Masters of Social Work
School for Social Work
This study was undertaken to explore experiences of bidialectism in college-educated African Americans. The major questions in this study attempted to answer the following: 1) How do college-educated African Americans perceive and negotiate differences between Black and Standard English? 2) Does negotiating two language systems impact their sense of cultural identity? If so, in what ways? and, 3) Is there a conflict involved in negotiating two language systems? If so, what is the nature of the conflict?
Eight interviews were conducted with graduate students who were both Black and Standard English speakers. Subjects ranged in age from 22 to 50. Questions were asked to gain insight into subjects’ views about these two language systems. Questions were also asked to determine whether subjects experienced their bidialectism as a means of achieving greater linguistic resources for coping in society, or as a source of ambiguity and confusion.

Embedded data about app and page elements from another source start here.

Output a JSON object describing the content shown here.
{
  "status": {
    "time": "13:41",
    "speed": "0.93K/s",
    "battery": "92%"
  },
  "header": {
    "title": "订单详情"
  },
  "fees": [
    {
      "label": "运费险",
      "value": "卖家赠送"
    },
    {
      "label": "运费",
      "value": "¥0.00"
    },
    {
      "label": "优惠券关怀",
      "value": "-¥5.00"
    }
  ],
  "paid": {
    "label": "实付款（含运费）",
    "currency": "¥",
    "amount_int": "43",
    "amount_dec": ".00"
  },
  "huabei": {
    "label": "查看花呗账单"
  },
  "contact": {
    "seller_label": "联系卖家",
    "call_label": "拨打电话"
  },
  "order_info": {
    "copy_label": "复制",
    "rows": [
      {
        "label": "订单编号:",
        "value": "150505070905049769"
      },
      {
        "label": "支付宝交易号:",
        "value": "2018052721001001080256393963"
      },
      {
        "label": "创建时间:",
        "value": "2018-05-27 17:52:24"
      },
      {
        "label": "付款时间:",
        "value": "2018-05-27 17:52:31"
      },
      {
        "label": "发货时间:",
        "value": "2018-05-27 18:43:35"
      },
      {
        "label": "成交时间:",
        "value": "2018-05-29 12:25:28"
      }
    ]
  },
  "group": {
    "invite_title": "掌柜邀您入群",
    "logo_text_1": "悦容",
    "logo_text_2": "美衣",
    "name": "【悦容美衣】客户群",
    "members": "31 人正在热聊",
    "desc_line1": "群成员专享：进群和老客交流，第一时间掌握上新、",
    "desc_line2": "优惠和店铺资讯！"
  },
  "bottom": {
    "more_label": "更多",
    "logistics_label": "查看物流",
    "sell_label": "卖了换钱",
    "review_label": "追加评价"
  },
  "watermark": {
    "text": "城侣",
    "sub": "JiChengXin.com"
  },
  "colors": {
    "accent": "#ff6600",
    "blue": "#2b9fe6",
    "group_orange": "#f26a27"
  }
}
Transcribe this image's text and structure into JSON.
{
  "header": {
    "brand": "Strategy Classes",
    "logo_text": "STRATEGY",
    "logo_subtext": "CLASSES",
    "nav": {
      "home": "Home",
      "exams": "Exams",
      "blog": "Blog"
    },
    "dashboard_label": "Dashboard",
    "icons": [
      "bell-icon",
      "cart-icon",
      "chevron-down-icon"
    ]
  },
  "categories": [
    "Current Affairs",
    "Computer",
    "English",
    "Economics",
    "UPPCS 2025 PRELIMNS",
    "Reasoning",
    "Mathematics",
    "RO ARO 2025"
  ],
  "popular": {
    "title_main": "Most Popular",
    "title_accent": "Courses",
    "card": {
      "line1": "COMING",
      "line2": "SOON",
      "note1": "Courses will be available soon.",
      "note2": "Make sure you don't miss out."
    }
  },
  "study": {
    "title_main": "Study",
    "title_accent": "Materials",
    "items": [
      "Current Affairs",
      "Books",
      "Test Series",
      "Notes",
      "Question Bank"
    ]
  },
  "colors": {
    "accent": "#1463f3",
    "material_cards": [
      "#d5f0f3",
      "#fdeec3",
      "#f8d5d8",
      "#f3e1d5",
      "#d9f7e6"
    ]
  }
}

Findings show that subjects determine which language system they will use according to their perceptions of the environment. Black English was considered a valuable resource for showing cultural solidarity in informal communication within the African American community. Standard English was considered a valuable resource for formal communication within the larger society. Other significant issues reveal that subjects expressed both feelings of conflict and resolution about negotiating two language systems.
© 1996 Ina N. Owens
Owens, Ina N., "Experiences of Bidialectism in College-Educated African Americans: An Exploratory Study" (1996). Masters Thesis, Smith College, Northampton, MA.